▶ Description of the task
Among the entries below, tally each line in which the word "Page" is found, then state the tally alone.
------------------------
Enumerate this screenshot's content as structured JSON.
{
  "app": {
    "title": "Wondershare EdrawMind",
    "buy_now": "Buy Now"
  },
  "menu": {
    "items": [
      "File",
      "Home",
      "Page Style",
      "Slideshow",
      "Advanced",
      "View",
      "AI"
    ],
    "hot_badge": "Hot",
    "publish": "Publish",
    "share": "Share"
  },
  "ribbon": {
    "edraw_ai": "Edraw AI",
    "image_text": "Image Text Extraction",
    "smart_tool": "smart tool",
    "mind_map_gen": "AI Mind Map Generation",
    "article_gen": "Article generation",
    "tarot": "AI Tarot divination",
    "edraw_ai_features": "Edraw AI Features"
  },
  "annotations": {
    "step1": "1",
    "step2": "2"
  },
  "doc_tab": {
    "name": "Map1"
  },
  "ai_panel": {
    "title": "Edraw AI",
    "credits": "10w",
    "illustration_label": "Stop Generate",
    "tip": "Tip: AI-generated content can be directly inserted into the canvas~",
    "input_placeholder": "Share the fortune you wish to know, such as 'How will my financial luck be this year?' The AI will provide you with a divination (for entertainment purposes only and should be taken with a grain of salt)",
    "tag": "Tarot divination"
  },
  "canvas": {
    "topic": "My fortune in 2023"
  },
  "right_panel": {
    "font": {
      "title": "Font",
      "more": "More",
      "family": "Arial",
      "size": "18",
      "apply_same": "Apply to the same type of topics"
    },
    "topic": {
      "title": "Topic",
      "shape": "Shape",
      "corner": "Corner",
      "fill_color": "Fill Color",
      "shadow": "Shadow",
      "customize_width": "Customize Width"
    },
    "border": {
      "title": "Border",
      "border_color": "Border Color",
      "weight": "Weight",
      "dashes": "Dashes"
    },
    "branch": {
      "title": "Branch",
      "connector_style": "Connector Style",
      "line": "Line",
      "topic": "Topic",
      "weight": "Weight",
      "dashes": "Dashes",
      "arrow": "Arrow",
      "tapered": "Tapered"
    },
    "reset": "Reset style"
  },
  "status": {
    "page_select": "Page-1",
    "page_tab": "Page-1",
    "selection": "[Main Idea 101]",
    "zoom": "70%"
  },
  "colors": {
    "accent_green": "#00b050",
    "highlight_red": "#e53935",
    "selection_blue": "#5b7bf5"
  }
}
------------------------
▶ Written solution
3